In a brief statement, Comcast said it "has decided not to submit a revised offer" for the cable company, meaning AT&T's bid apparently will carry the day. Comcast had agreed to purchase MediaOne for $48 billion in stock on March 22, but last month AT&T made a surprise $54 billion offer of cash and stock.
As previously reported, Comcast and AT&T announced a related agreement whereby the two companies will exchange selected regional cable systems to better cluster each company's networks. As the deal also includes an agreement for Comcast to deliver AT&T phone services, the switch demonstrates Ma Bell's determination to deliver local phone service via cable.
Armstrong and Comcast CEO Brian Roberts painted the deal as an "elegant" outcome that served both company's interests.
"When we looked at MediaOne, there were two basic reasons we got involved," Roberts said. The cable company wanted to grow its subscriber base, he said, and create new geographic clusters that would make it easier to roll out advanced services like cable telephony and high-speed Internet access.
"I think we have achieved both of those goals," Roberts said.
The swap will result in Comcast's gaining more than 750,000 subscribers. Comcast will pay approximately $4,500 per subscriber, or about $3.37 billion in all. Comcast also will receive an option to buy 1.25 million additional subscribers from AT&T, according to AT&T.
Comcast will also receive a $1.5 billion termination fee from MediaOne, the company said.
Strategically, Comcast will be well positioned in certain markets along the eastern seaboard, and will be able to advance its own telephony strategy and compete with the likes of Bell Atlantic, once the local phone giant gets into the long distance telephone market.

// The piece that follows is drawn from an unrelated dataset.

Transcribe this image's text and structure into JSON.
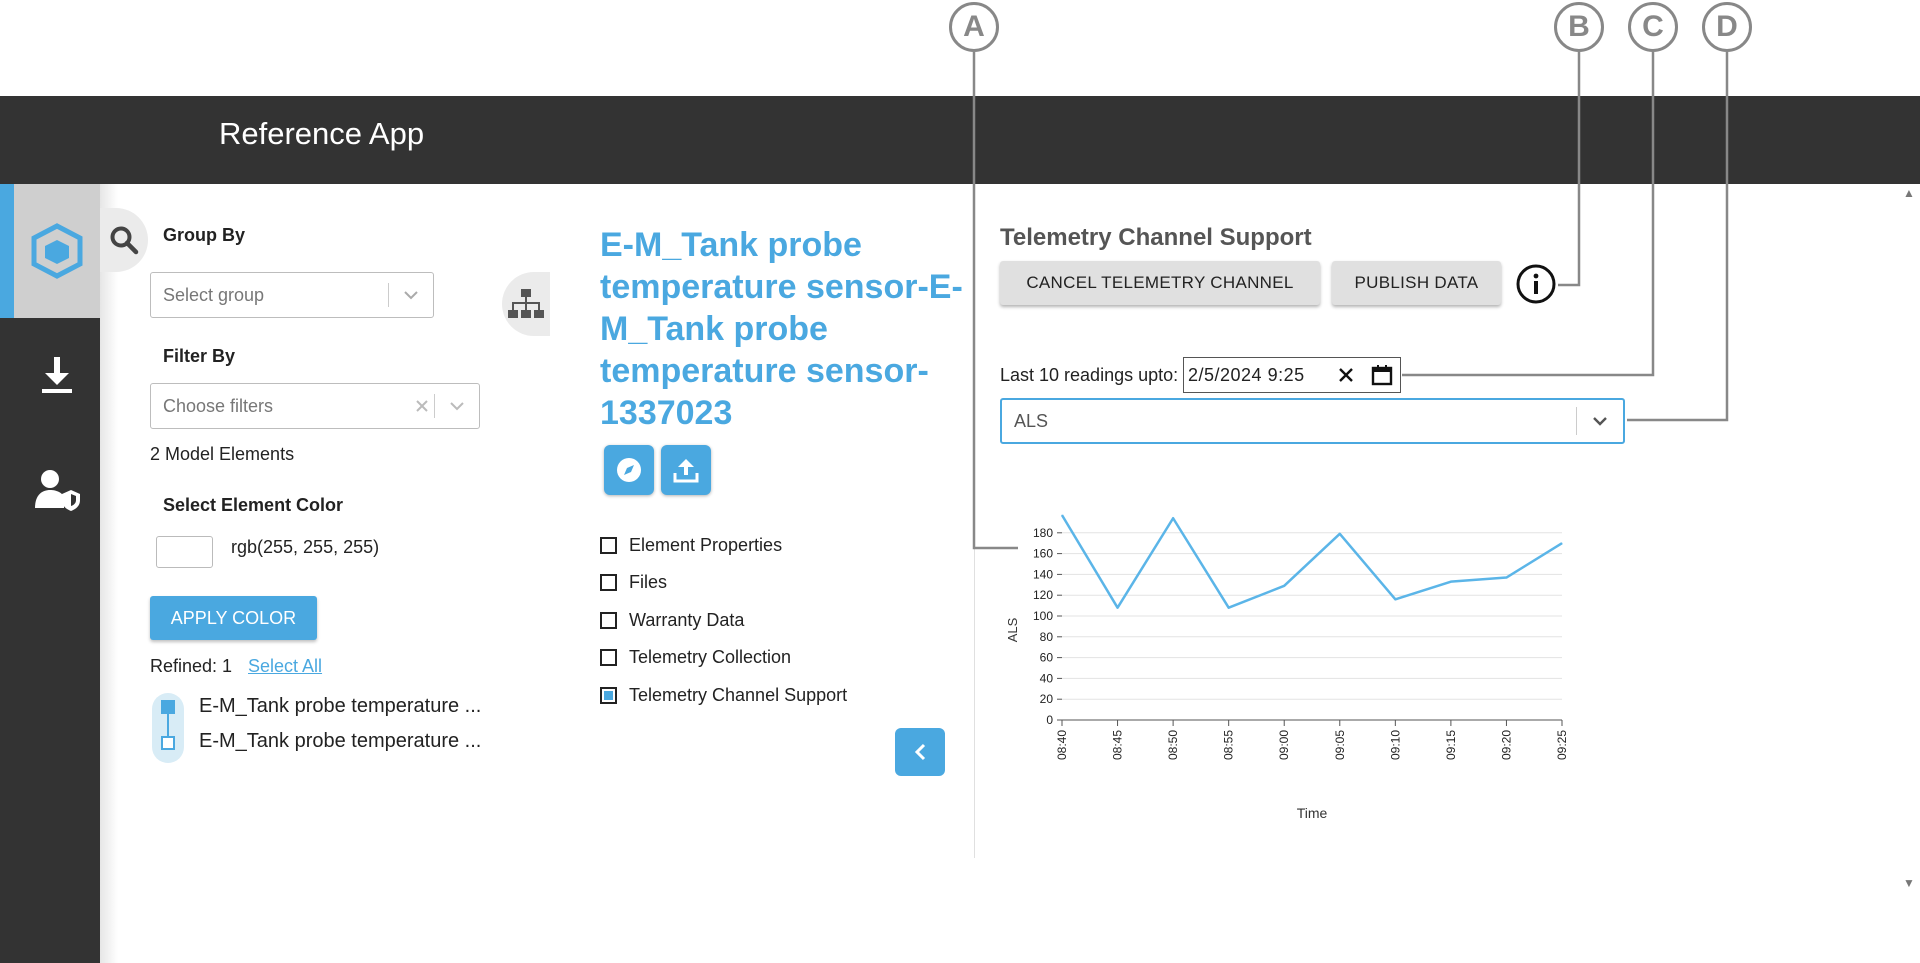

As part of the deal, Comcast agreed to offer AT&T-branded telephone services "on an expedited basis" and at the "most favorable terms" AT&T is offering other potential partners. The phone giant has been anxious to compete in local markets, as evidenced by its recently completed acquisition of Tele-Communications Incorporated as well as its bid for MediaOne.
AT&T's embrace of cable, via its acquisition of the former Tele-Communications Incorporated, a telephony agreement with Time Warner, and now Comcast and MediaOne, will allow the company to offer consumers a bundle of services including local and long distance voice, cable TV, wireless communications, and dial-up or high-speed Internet access all on one monthly bill.

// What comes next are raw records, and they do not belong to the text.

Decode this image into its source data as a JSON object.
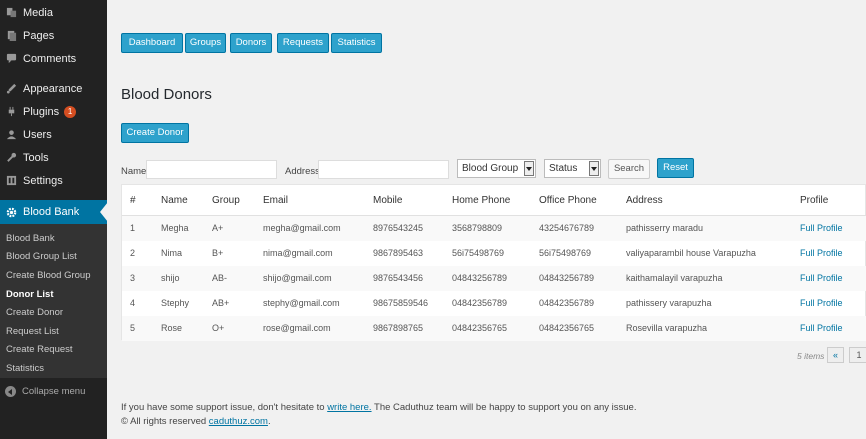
{
  "sidebar": {
    "menu": [
      {
        "label": "Media",
        "icon": "media-icon"
      },
      {
        "label": "Pages",
        "icon": "pages-icon"
      },
      {
        "label": "Comments",
        "icon": "comments-icon"
      },
      {
        "label": "Appearance",
        "icon": "appearance-icon"
      },
      {
        "label": "Plugins",
        "icon": "plugins-icon",
        "badge": "1"
      },
      {
        "label": "Users",
        "icon": "users-icon"
      },
      {
        "label": "Tools",
        "icon": "tools-icon"
      },
      {
        "label": "Settings",
        "icon": "settings-icon"
      },
      {
        "label": "Blood Bank",
        "icon": "gear-icon"
      }
    ],
    "submenu": [
      "Blood Bank",
      "Blood Group List",
      "Create Blood Group",
      "Donor List",
      "Create Donor",
      "Request List",
      "Create Request",
      "Statistics"
    ],
    "current_submenu": "Donor List",
    "collapse_label": "Collapse menu"
  },
  "nav_tabs": [
    "Dashboard",
    "Groups",
    "Donors",
    "Requests",
    "Statistics"
  ],
  "page_title": "Blood Donors",
  "create_button": "Create Donor",
  "filters": {
    "name_label": "Name",
    "name_value": "",
    "address_label": "Address",
    "address_value": "",
    "group_select": "Blood Group",
    "status_select": "Status",
    "search_button": "Search",
    "reset_button": "Reset"
  },
  "table": {
    "columns": [
      "#",
      "Name",
      "Group",
      "Email",
      "Mobile",
      "Home Phone",
      "Office Phone",
      "Address",
      "Profile"
    ],
    "rows": [
      [
        "1",
        "Megha",
        "A+",
        "megha@gmail.com",
        "8976543245",
        "3568798809",
        "43254676789",
        "pathisserry maradu",
        "Full Profile"
      ],
      [
        "2",
        "Nima",
        "B+",
        "nima@gmail.com",
        "9867895463",
        "56i75498769",
        "56i75498769",
        "valiyaparambil house Varapuzha",
        "Full Profile"
      ],
      [
        "3",
        "shijo",
        "AB-",
        "shijo@gmail.com",
        "9876543456",
        "04843256789",
        "04843256789",
        "kaithamalayil varapuzha",
        "Full Profile"
      ],
      [
        "4",
        "Stephy",
        "AB+",
        "stephy@gmail.com",
        "98675859546",
        "04842356789",
        "04842356789",
        "pathissery varapuzha",
        "Full Profile"
      ],
      [
        "5",
        "Rose",
        "O+",
        "rose@gmail.com",
        "9867898765",
        "04842356765",
        "04842356765",
        "Rosevilla varapuzha",
        "Full Profile"
      ]
    ]
  },
  "pagination": {
    "count_text": "5 items",
    "first": "«",
    "page": "1"
  },
  "footer": {
    "support_pre": "If you have some support issue, don't hesitate to ",
    "support_link": "write here.",
    "support_post": " The Caduthuz team will be happy to support you on any issue.",
    "copyright_pre": "© All rights reserved ",
    "copyright_link": "caduthuz.com",
    "copyright_post": "."
  },
  "colors": {
    "accent": "#2ea2cc",
    "sidebar_bg": "#222222",
    "active_menu": "#0074a2",
    "link": "#0074a2"
  }
}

AT&T executives said they will soon offer "any distance" phone calls at flat rates that will be 20 percent to 25 percent cheaper than competitors' prices. Armstrong said today that AT&T will begin telephony trial tests "in the next 30 days" in Fremont, California, a former TCI cable system and a frequent testing ground for the AT&T-controlled @Home Network high-speed Net-over-cable service.
Many cable companies with networks in geographically disparate regions often swap cable systems with other operators for strategic purposes. Cable operators will literally trade networks in certain areas to "cluster" networks together to cut marketing and management costs.
As part of the AT&T agreement, Comcast's Roberts said that Comcast will give AT&T its systems in Atlanta, Chicago, Pittsburgh, Richmond, Virginia, Sacramento, California, and in portions of Colorado. In exchange, Comcast will get AT&T-owned cable systems in Michigan, Pennsylvania, New Jersey, New Mexico, as well as in Baltimore, Washington, and Naples, Florida, Roberts said.
The swaps will increase Philadelphia-based Comcast's clusters in the eastern United States.
"This is a different outcome than our MediaOne proposal, but it is an elegant win-win result," Roberts said previously in a statement.
With MediaOne being acquired, Comcast will become the nation's third largest cable operator ahead of No. 4 Cox Communications, which claims 4 million subscribers. AT&T will clearly be the largest cable operator after the deal closes, while Time Warner will stay No. 2.
MediaOne's board of directors agreed to accept AT&T's offer over the past weekend, triggering a countdown for Comcast to come up with an improved bid before Thursday. In recent days, the company had been huddling with Microsoft, America Online, and even investor Paul Allen in an effort to salvage its buyout, according to various reports.
MediaOne, for its part, had entered into confidentiality agreements with both the software maker and the leading Internet service provider, as well as AT&T.
Yesterday, AT&T agreed to acquire the half of Philadelphia-area cable operator Lenfest Communications it did not already own, in a stock deal that could top $2 billion. Lenfest has about 1.5 million customers, and is half-owned by the Lenfest family.
The AT&T-MediaOne agreement remains subject to federal antitrust approval.
Microsoft, which has a $1 billion stake in Comcast, could not immediately be reached for comment.